::: Source material :::

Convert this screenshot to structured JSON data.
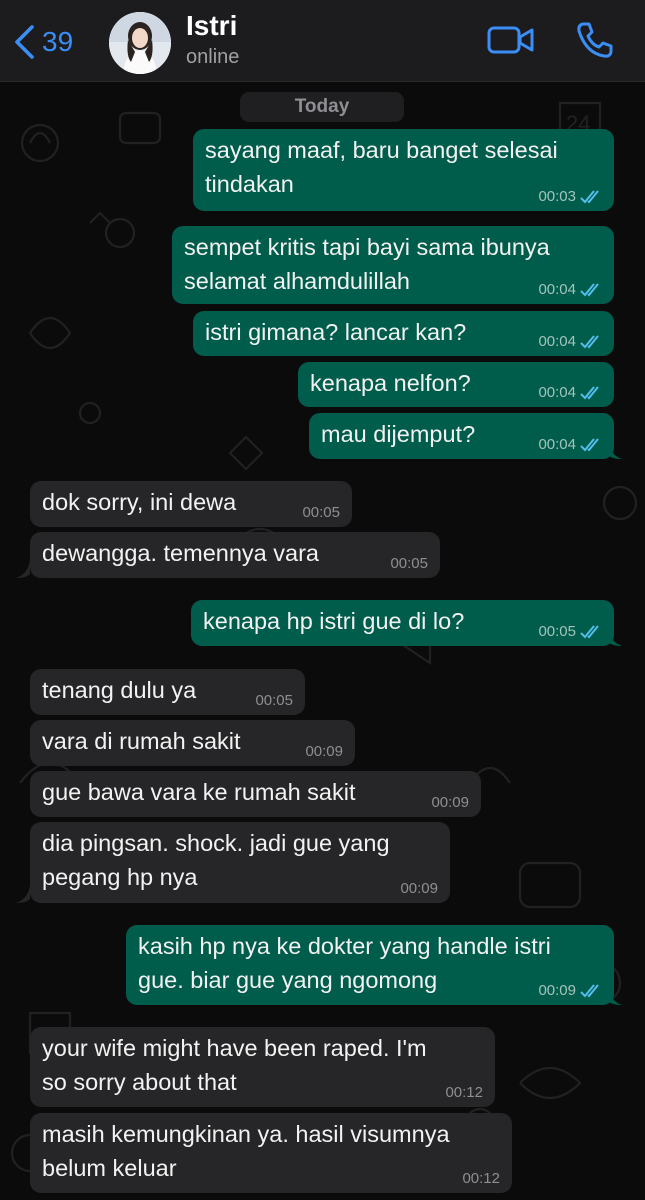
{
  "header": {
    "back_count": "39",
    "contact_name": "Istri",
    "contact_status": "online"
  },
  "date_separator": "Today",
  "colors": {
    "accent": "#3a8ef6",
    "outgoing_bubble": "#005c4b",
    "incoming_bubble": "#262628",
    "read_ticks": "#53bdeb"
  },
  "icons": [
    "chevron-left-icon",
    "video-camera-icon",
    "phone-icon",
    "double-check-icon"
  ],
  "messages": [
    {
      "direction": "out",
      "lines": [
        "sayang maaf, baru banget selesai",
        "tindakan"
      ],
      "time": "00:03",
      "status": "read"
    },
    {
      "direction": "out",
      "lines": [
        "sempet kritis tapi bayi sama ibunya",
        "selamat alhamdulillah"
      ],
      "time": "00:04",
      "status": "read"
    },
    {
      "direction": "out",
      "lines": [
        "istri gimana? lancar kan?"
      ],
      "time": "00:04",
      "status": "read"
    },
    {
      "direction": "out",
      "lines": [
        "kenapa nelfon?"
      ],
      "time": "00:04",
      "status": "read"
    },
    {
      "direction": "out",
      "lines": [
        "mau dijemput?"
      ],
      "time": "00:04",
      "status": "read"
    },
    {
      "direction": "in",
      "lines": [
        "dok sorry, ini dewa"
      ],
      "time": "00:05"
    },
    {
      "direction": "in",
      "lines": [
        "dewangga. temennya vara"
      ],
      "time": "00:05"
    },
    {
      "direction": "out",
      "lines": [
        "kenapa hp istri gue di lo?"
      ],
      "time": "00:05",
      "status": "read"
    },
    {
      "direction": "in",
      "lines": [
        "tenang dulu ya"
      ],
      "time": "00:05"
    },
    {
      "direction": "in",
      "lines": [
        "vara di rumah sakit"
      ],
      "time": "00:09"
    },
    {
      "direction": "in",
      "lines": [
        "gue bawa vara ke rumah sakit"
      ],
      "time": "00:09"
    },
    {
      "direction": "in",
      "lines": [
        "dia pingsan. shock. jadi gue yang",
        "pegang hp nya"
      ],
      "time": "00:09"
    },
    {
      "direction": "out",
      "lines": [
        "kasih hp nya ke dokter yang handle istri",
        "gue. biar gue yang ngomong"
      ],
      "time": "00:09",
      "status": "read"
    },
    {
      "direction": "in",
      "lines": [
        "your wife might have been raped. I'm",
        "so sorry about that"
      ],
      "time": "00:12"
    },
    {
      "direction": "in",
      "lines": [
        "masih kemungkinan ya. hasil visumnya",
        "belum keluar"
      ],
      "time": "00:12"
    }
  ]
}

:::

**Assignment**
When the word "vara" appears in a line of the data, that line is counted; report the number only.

**Result of this task**
3